Alexander Charles Begg was a New Zealand radiologist and historian. He was one of the leaders in the development of radiology as a distinct specialty in New Zealand, and with his brother, Neil, he wrote four books on the history of Fiordland.


  1. 1 2 "New Zealand Schools Directory". New Zealand Ministry of Education. Retrieved 27 April 2021.
  2. "Decile Change 2014 to 2015 for State & State Integrated Schools". Ministry of Education. Retrieved 12 February 2015.CS1 maint: discouraged parameter (link)
  3. John McGlashan College-Introduction (accessed:10 August 2016)
  4. Dictionary of New Zealand Biography- John McGlashan (accessed:12-06-2007)
  5. Education Media- John McGlashan College (accessed:12-06-2007)
  6. Lewis, John (8 March 2011). "McGlashan boys more courteous than usual". Otago Daily Times . Dunedin, New Zealand: Allied Press . Retrieved 3 August 2014.CS1 maint: discouraged parameter (link)
  7. . Accessed 2014-08-25.

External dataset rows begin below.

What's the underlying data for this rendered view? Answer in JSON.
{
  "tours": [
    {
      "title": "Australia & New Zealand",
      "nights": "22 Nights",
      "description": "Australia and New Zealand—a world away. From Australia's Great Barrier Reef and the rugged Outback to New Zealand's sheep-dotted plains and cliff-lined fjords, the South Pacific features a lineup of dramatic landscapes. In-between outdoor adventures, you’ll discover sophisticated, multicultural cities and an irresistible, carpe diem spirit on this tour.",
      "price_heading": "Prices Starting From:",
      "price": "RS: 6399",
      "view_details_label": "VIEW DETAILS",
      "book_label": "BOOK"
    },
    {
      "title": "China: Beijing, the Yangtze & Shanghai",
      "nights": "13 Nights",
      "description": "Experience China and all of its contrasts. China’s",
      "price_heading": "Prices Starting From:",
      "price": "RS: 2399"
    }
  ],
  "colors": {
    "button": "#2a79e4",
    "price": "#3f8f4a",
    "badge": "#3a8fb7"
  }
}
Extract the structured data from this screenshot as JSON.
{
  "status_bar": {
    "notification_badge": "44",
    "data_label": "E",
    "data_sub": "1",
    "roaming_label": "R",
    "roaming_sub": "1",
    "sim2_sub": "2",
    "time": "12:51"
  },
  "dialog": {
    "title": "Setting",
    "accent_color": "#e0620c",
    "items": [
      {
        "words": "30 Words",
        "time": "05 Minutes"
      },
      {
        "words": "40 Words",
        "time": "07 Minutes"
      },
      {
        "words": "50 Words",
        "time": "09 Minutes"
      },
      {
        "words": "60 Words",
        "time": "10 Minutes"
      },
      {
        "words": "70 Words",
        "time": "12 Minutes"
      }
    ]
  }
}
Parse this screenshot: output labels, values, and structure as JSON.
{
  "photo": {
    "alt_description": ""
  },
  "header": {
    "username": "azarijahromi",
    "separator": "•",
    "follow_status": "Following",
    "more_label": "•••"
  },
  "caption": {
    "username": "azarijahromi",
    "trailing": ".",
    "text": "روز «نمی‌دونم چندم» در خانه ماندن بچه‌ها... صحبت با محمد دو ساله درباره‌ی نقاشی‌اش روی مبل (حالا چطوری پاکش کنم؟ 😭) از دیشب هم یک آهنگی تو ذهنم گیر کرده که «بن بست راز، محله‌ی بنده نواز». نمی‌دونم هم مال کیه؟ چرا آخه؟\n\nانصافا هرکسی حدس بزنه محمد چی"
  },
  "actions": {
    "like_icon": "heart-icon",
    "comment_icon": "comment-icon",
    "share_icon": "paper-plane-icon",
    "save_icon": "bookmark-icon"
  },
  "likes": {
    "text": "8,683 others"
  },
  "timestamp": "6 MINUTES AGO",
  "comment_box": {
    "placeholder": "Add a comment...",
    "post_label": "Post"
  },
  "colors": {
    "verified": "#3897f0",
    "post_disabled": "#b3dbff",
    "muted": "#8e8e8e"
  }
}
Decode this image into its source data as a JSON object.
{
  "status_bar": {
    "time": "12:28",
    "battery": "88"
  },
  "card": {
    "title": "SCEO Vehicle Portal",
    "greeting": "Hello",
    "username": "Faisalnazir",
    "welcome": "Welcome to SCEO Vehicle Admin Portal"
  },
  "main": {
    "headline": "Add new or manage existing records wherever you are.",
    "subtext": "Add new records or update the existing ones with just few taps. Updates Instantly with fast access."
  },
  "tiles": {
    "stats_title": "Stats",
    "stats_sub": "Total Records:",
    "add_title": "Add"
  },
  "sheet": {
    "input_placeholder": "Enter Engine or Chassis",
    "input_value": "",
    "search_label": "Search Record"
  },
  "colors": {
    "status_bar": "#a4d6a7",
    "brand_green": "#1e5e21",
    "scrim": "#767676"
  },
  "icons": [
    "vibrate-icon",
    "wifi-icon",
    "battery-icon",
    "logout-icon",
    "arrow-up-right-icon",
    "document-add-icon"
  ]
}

  8. Arnold, Rollo. "Butchers, Arthur Gordon". Dictionary of New Zealand Biography . Ministry for Culture and Heritage . Retrieved 8 February 2016.CS1 maint: discouraged parameter (link)
  9. Knox, Errol G., ed. (1935). Who's Who in Australia (9th ed.). Melbourne: The Herald and Weekly Times. p. 201.
  10. "John McGlashan College". The Press. 21 June 1934. p. 8. Retrieved 8 February 2016.CS1 maint: discouraged parameter (link)
  11. "Personal notes". Evening Post. 22 February 1943. p. 3. Retrieved 8 February 2016.CS1 maint: discouraged parameter (link)
  12. 1 2 "Personal items". Evening Post. 18 December 1941. p. 11. Retrieved 8 February 2016.CS1 maint: discouraged parameter (link)
  13. "Personal items". The Press. 6 April 1944. p. 4. Retrieved 8 February 2016.CS1 maint: discouraged parameter (link)
  14. "McGlashan College". Auckland Star. 30 September 1944. p. 7. Retrieved 8 February 2016.CS1 maint: discouraged parameter (link)
  15. Wight, Bernard (May 1969). "Wight Family of Paeroa (1884 –)". Ohinemuri Regional History Journal (11). Retrieved 8 February 2016.CS1 maint: discouraged parameter (link)
  16. 1 2 "Principal named". The Dominion. 6 May 1995. p. 3.
  17. Lambert, Max; Traue, James Edward; Taylor, Alister (1991). Who's Who in New Zealand, 1991 (12th ed.). Auckland: Octopus. pp. 151f. ISBN   9780790001302 . Retrieved 29 July 2015.CS1 maint: discouraged parameter (link)
  18. "Tony Dodds". 19 July 2016.
  19. "Ron Elvidge" . Retrieved 25 March 2013.CS1 maint: discouraged parameter (link)
  20. "NZ names eventing squads for Rio 2016". Horse Talk. 29 January 2013.
  21. Gustafson, Barry (1986). The First 50 Years : A History of the New Zealand National Party. Auckland: Reed Methuen. p. 339. ISBN   0-474-00177-6.